Zucai Suo, PhDProject:Conformation Dynamics of Polymerase Switching during the Bypass of Mutagenic DNA LesionsProject Summary
: Our DNA is continuously subject to many types of damage, which can lead to mutations if the damage is not properly repaired. The goal of my research is to understand how the molecular motors that copy DNA move and interact with each other when encountering damaged DNA and to better understand how this process may be involved in cancer formation and in resistance to certain types of cancer therapy.
Mark NelsonGraduate Program:
John Lannutti, PhD and Timothy Eubank, PhDProject:Biomimetic Nanoscale Device for High-throughput Anti-metastatic Drug ScreeningProject Summary
: Our project seeks to develop and utilize engineered nanoscale tools for studies of tumor cell migration. We plan to examine migration in response to chemical ‘lures’ and immune system cells termed; tumor-associated macrophages (TAMS) that ‘help’ tumor cells migrate. Perfection of these tools may provide improved personalized patient treatment options to prevent cancer cell movement and disease progression throughout the body.
Komal RambaniGraduate Program:
Gustavo Leone, PhDProject:Identifying stroma-derived oncogenic signals and their potential as novel therapeutic targets in pancreatic cancerProject Summary
: Tumors are abnormal tissue growths composed of not only cancer cells but also other cell types known as stromal cells. In pancreatic cancer, stromal cells may represent up to 80% of the cells in the tumor. These neighboring stromal cells that surround the cancer cells support tumor growth and progression of cancer by means of continuous communication among them. However, not much is known about these interactions between tumor and surrounding cells. My project will identify novel genes in neighboring cells at a genome-wide scale that mediate their communication with cancer cells to support tumor initiation, growth and progression. Targeting the novel genes or the pathways in the surrounding stromal cells that support tumor growth will lead to more effective treatment regimens and improved clinical outcome of cancer patients.
Chaojie WangGraduate Program:
Matthew Ringel, MDProject:The role of RCAN1-4 as a tumor metastasis suppressor geneProject Summary
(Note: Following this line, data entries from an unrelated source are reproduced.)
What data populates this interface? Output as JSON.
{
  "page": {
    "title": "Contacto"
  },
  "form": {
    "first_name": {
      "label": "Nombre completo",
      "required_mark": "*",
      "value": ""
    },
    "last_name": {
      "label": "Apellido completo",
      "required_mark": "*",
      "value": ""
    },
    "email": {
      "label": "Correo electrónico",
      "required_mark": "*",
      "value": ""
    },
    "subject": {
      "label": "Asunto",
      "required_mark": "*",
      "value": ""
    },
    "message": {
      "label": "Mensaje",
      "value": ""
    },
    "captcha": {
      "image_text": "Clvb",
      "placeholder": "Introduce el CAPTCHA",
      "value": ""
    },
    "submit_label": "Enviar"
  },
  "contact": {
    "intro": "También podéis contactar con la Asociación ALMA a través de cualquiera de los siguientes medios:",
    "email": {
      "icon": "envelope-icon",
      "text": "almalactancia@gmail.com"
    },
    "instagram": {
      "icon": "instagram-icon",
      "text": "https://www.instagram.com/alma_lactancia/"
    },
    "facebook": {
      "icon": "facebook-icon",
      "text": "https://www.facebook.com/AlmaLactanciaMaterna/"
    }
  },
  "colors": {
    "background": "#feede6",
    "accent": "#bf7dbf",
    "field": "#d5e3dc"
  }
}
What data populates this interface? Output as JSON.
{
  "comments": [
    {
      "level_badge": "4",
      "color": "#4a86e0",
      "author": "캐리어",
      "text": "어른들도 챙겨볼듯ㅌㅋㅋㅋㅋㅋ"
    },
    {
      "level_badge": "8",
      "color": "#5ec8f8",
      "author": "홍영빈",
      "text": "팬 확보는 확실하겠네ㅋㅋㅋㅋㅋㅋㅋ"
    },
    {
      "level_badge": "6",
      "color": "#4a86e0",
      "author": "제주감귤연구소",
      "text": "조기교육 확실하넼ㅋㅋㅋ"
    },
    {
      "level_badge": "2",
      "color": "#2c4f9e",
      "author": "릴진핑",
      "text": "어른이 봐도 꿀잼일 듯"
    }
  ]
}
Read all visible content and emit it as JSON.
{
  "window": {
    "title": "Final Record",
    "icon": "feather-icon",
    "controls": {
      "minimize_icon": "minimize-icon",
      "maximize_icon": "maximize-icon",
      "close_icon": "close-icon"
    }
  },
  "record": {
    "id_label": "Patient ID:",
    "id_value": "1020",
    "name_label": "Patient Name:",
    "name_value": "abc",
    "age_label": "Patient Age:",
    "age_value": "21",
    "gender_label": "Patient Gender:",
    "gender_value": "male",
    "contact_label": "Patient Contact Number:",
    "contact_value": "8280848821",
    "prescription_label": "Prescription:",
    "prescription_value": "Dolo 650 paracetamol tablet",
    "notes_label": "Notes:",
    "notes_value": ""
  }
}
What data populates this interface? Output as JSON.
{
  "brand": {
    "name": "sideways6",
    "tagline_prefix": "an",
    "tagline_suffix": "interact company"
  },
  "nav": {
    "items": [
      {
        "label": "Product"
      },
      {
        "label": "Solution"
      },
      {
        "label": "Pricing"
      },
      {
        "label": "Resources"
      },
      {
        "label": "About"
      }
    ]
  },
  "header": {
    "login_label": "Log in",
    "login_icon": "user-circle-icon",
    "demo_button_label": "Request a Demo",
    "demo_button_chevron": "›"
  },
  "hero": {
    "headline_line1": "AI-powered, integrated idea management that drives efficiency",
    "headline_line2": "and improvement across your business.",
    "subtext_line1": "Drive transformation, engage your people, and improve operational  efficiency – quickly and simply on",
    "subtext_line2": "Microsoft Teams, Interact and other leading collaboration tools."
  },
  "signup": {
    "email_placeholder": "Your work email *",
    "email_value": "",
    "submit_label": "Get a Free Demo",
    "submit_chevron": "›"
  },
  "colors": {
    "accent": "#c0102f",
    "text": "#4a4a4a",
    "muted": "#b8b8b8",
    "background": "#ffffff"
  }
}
: Investigate how RCAN1-4, a gene identified from Down syndrome patients, functions to suppress tumor progression and metastasis. Discover novel metastatic suppression pathways using mouse models. This study will provide insights into how metastatic cancers could be treated.
Kang WeiGraduate Program:
Yi Zhao, PhDProject:Development of an adaptive electro-optofluidic laparoscope with switchable wide-angle two-dimension and three-dimension imaging for intra-abdominal tumor examination and resectionProject Summary
: Develop adaptive imaging components of a laparoscope that provide both wide-angle two-dimensional and three-dimensional visualization of the abdominal cavity during minimally invasive surgery. This may help both novice and expert surgeons better identify, evaluate and resect intra-abdominal tumors.
Jingyan WuGraduate Program:
Plant Cellular and Molecular GeneticsMentor:
Anita Hopper, PhDProject:Identification and characterization of novel genes involved in tRNA biogenesis, stability and subcellular movementProject Summary
: Understand how tRNAs, a type of small molecules that play important roles in cancer development, are produced and degraded in the cell and how they move around in the cell. This study will reveal novel genes involved in these processes and will aid in finding potential targets for disrupting tRNA production and trafficking in cancer treatment.
Helong ZhaoGraduate Program:
Ramesh Ganju, PhDProject:Role of slit-robo in LPS-induced endothelial inflammation and gastric/colorectal cancer angiogenesis and developmentProject Summary
: This study will analyze how bacteria in the stomach and colon can cause gastric cancer and colorectal cancer by inducing blood vessel inflammation. It will also explain how this cancer-causing event can be regulated by relevant human proteins.